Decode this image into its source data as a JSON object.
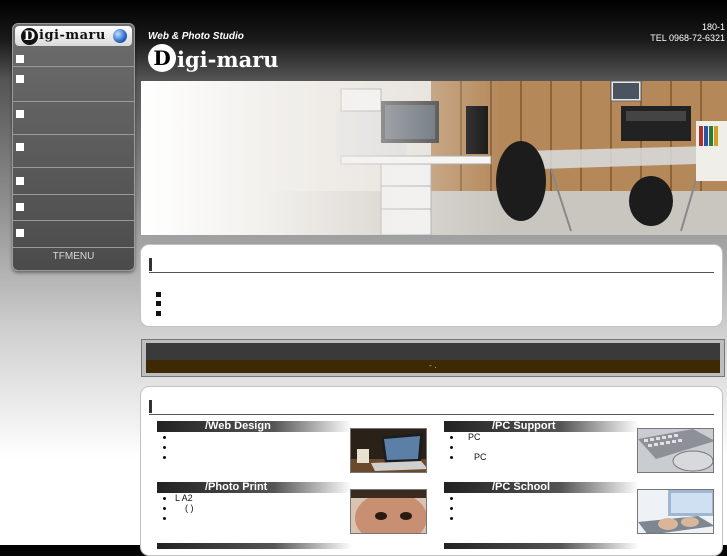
{
  "side_menu": {
    "logo_text": "igi-maru",
    "logo_initial": "D",
    "items": [
      {
        "label": ""
      },
      {
        "label": ""
      },
      {
        "label": ""
      },
      {
        "label": ""
      },
      {
        "label": ""
      },
      {
        "label": ""
      },
      {
        "label": ""
      }
    ],
    "footer_label": "TFMENU"
  },
  "header": {
    "tagline": "Web & Photo Studio",
    "brand_initial": "D",
    "brand_text": "igi-maru",
    "address_line": "180-1",
    "tel_line": "TEL 0968-72-6321"
  },
  "news": {
    "bar_text": "- ."
  },
  "services": [
    {
      "title": "/Web Design",
      "bullets": [
        "",
        "",
        ""
      ]
    },
    {
      "title": "/PC Support",
      "bullets": [
        "PC",
        "",
        "PC"
      ]
    },
    {
      "title": "/Photo Print",
      "bullets": [
        "L  A2",
        "( )",
        ""
      ]
    },
    {
      "title": "/PC School",
      "bullets": [
        "",
        "",
        ""
      ]
    }
  ],
  "colors": {
    "news_bar_bottom": "#3d2a05",
    "panel_border": "#c2c2c2"
  }
}
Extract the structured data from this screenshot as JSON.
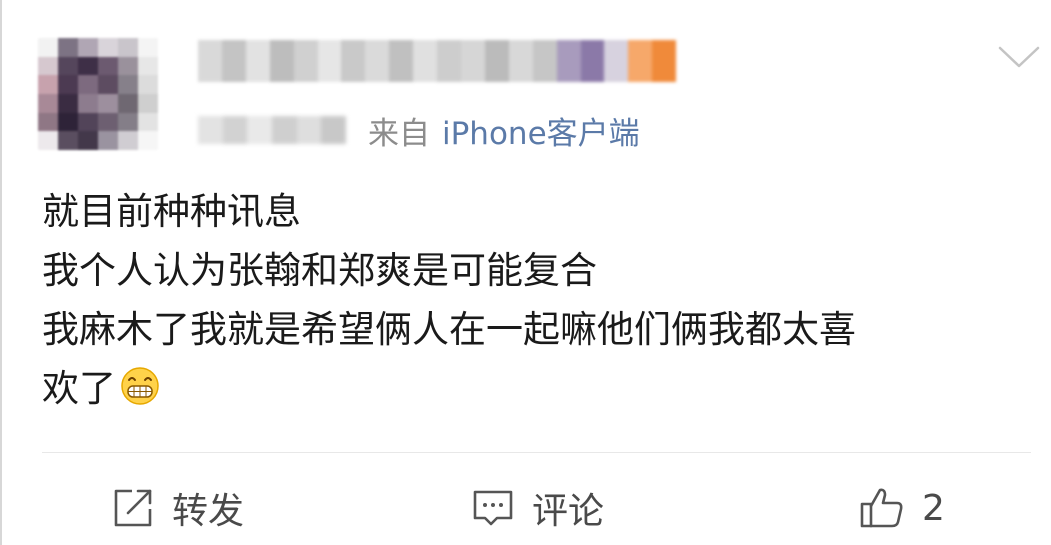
{
  "post": {
    "source_prefix": "来自",
    "source_name": "iPhone客户端",
    "content_lines": [
      "就目前种种讯息",
      "我个人认为张翰和郑爽是可能复合",
      "我麻木了我就是希望俩人在一起嘛他们俩我都太喜",
      "欢了"
    ],
    "emoji_icon": "grin-emoji-icon"
  },
  "actions": {
    "repost_label": "转发",
    "comment_label": "评论",
    "like_count": "2"
  },
  "icons": {
    "repost": "share-square-icon",
    "comment": "comment-bubble-icon",
    "like": "thumbs-up-icon",
    "menu": "chevron-down-icon"
  },
  "colors": {
    "source_link": "#5b7aa8",
    "text": "#1a1a1a",
    "muted": "#8c8c8c",
    "divider": "#e8e8e8"
  }
}
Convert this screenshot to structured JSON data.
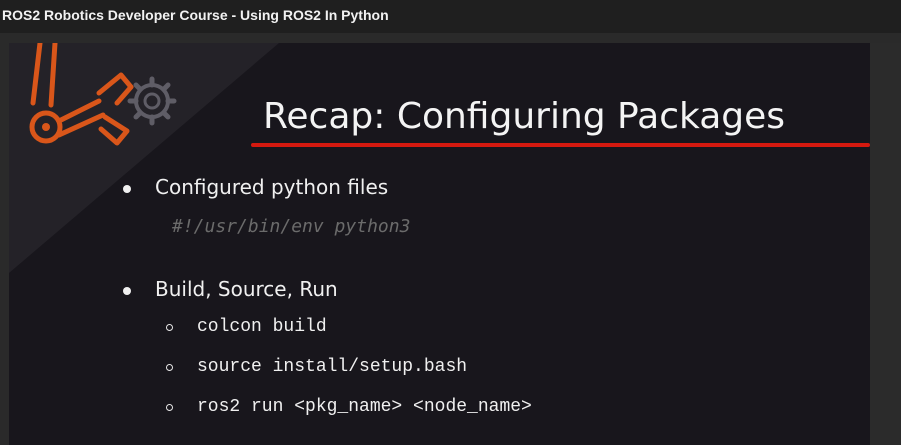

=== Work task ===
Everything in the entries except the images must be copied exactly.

=== Exercise output ===
Decode this image into its source data as a JSON object.
{
  "side_menu": {
    "logo_text": "igi-maru",
    "logo_initial": "D",
    "items": [
      {
        "label": ""
      },
      {
        "label": ""
      },
      {
        "label": ""
      },
      {
        "label": ""
      },
      {
        "label": ""
      },
      {
        "label": ""
      },
      {
        "label": ""
      }
    ],
    "footer_label": "TFMENU"
  },
  "header": {
    "tagline": "Web & Photo Studio",
    "brand_initial": "D",
    "brand_text": "igi-maru",
    "address_line": "180-1",
    "tel_line": "TEL 0968-72-6321"
  },
  "news": {
    "bar_text": "- ."
  },
  "services": [
    {
      "title": "/Web Design",
      "bullets": [
        "",
        "",
        ""
      ]
    },
    {
      "title": "/PC Support",
      "bullets": [
        "PC",
        "",
        "PC"
      ]
    },
    {
      "title": "/Photo Print",
      "bullets": [
        "L  A2",
        "( )",
        ""
      ]
    },
    {
      "title": "/PC School",
      "bullets": [
        "",
        "",
        ""
      ]
    }
  ],
  "colors": {
    "news_bar_bottom": "#3d2a05",
    "panel_border": "#c2c2c2"
  }
}
Extract the structured data from this screenshot as JSON.
{
  "post": {
    "source_prefix": "来自",
    "source_name": "iPhone客户端",
    "content_lines": [
      "就目前种种讯息",
      "我个人认为张翰和郑爽是可能复合",
      "我麻木了我就是希望俩人在一起嘛他们俩我都太喜",
      "欢了"
    ],
    "emoji_icon": "grin-emoji-icon"
  },
  "actions": {
    "repost_label": "转发",
    "comment_label": "评论",
    "like_count": "2"
  },
  "icons": {
    "repost": "share-square-icon",
    "comment": "comment-bubble-icon",
    "like": "thumbs-up-icon",
    "menu": "chevron-down-icon"
  },
  "colors": {
    "source_link": "#5b7aa8",
    "text": "#1a1a1a",
    "muted": "#8c8c8c",
    "divider": "#e8e8e8"
  }
}
Convert this screenshot to structured JSON data.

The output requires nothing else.